- On April 30, 2018, the EC asked the EFSA to compile the outcomes of scientific advice already provided by the EFSA on the health effects of trans fats, in particular on nutrition and health claims, dietary reference values and food additives; and to inform the EC on how such scientific advice relates to current goals and recommendations on the intake of trans fats to maintain health.
- On June 19, 2018, the EFSA provided its conclusion in the form of scientific and technical assistance. It concluded, based on review of available scientific evidence, that according to the latest national and international recommendations, dietary intake of trans fats should be as low as possible.
- On May 15, 2018, the World Health Organisation called for the elimination of industrially-produced trans fats from the global food supply.
- Trans fats are a substance other than vitamins and minerals for which harmful effects on health have been identified.
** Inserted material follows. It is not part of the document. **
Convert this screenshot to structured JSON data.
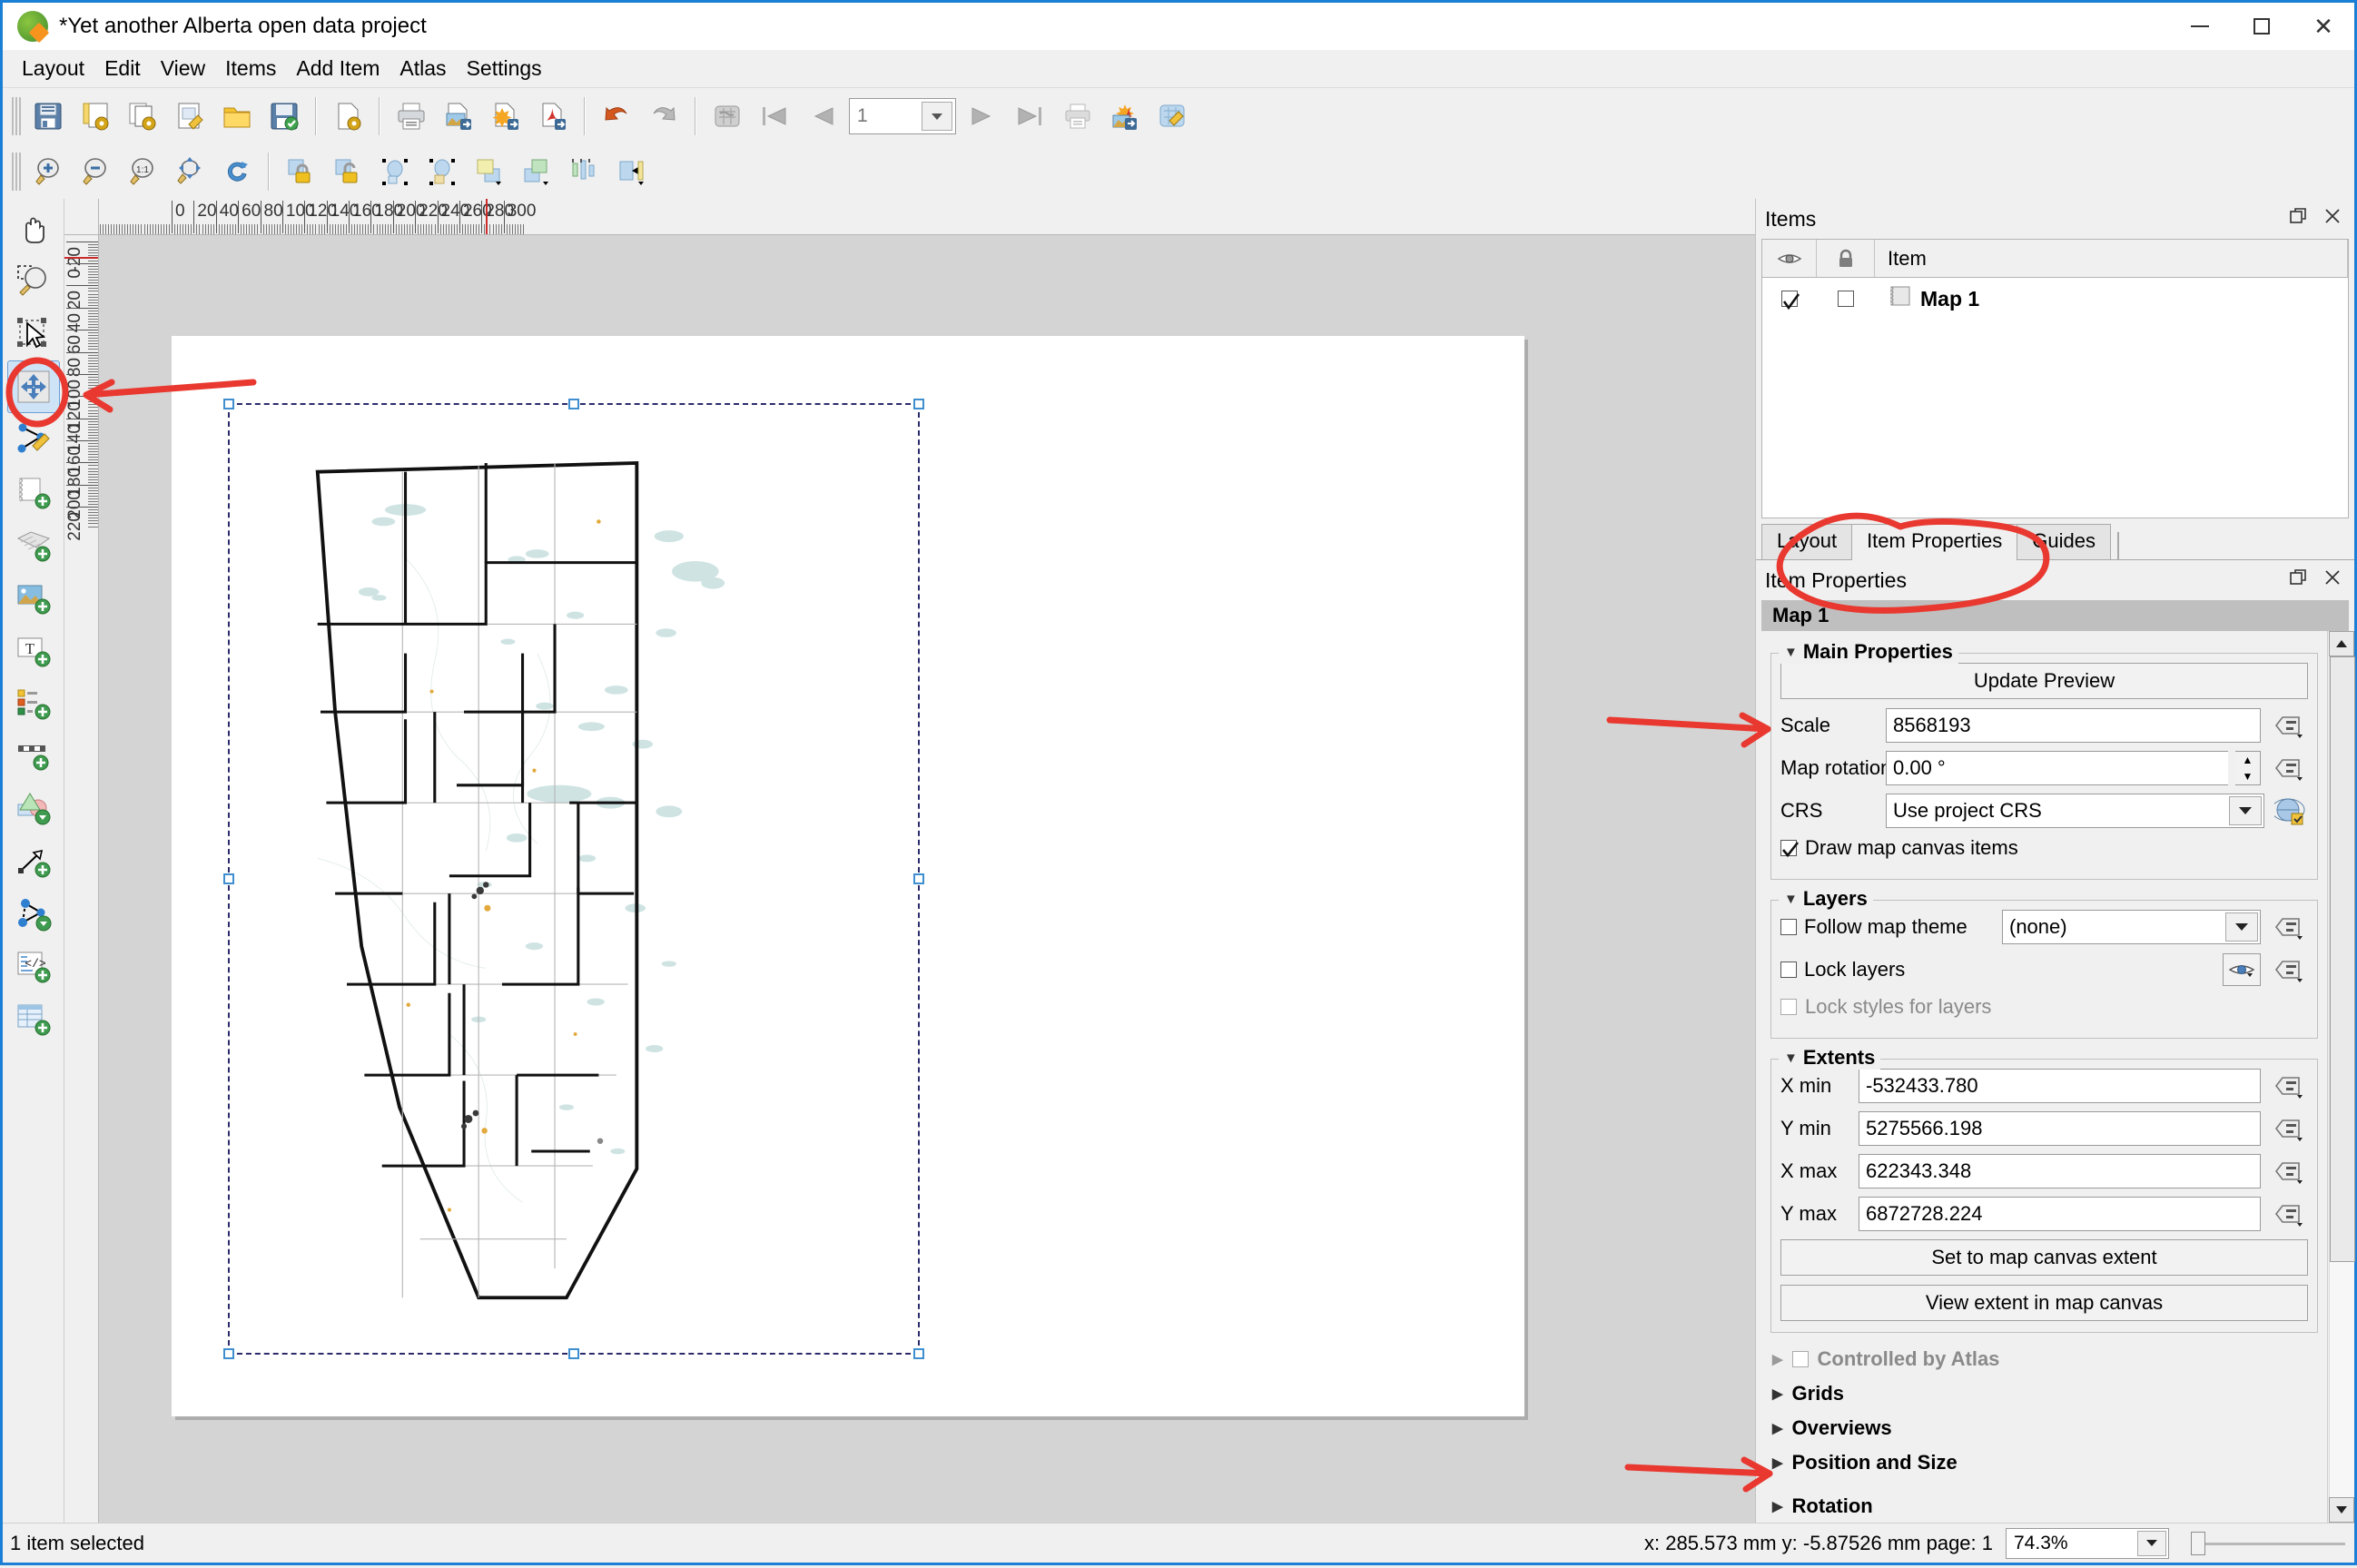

The substance should therefore be placed in Part B of Annex III to Regulation (EC) No 1925/2006 and its addition to foods or its use in the manufacture of foods should only be allowed under the conditions specified in that Annex, in view of the current state of scientific and technical knowledge.
- Regulation (EC) No 1925/2006 should therefore be amended accordingly.
- The definitions of ‘fat’ and of ‘trans fats’ set out in Annex I to Regulation (EC) No 1169/2011 of Oct 25, 2011 of the European Parliament and of the Council should apply to the relevant terms in Part B of Annex III to Regulation (EC) No 1925/2006.
- In order to enable food business operators to adapt to the new requirements which will result from this Regulation, appropriate transitional measures should be adopted.
- The measures provided for in this Regulation are in accordance with the opinion of the Standing Committee on Plants, Animals, Food and Feed.
The following conditions shall apply:
- The content of trans fats, other than trans fats naturally occurring in animal fat, in food which is intended for the final consumer, shall not exceed 2g per 100g of fat.
- The definitions of ‘fat’ and of ‘trans fats’ set out respectively in points (2) and (4) of Annex I to Regulation (EC) No 1169/ 2011 shall apply.
– This Regulation shall enter into force on the 20th day following that of its publication in the Official Journal of the European Union.
– Food which does not comply with this Regulation may continue to be placed on the market until April 1, 2021.
– This Regulation shall be binding in its entirety and directly applicable in all member-states.
This edited article combines information from the EC website (https://ec.europa.eu) and the Draft Regulation. The Draft has not been adopted or endorsed by the EC. Any views expressed are the preliminary views of the Commission services and may not in any circumstances be regarded as stating an official position of the EC.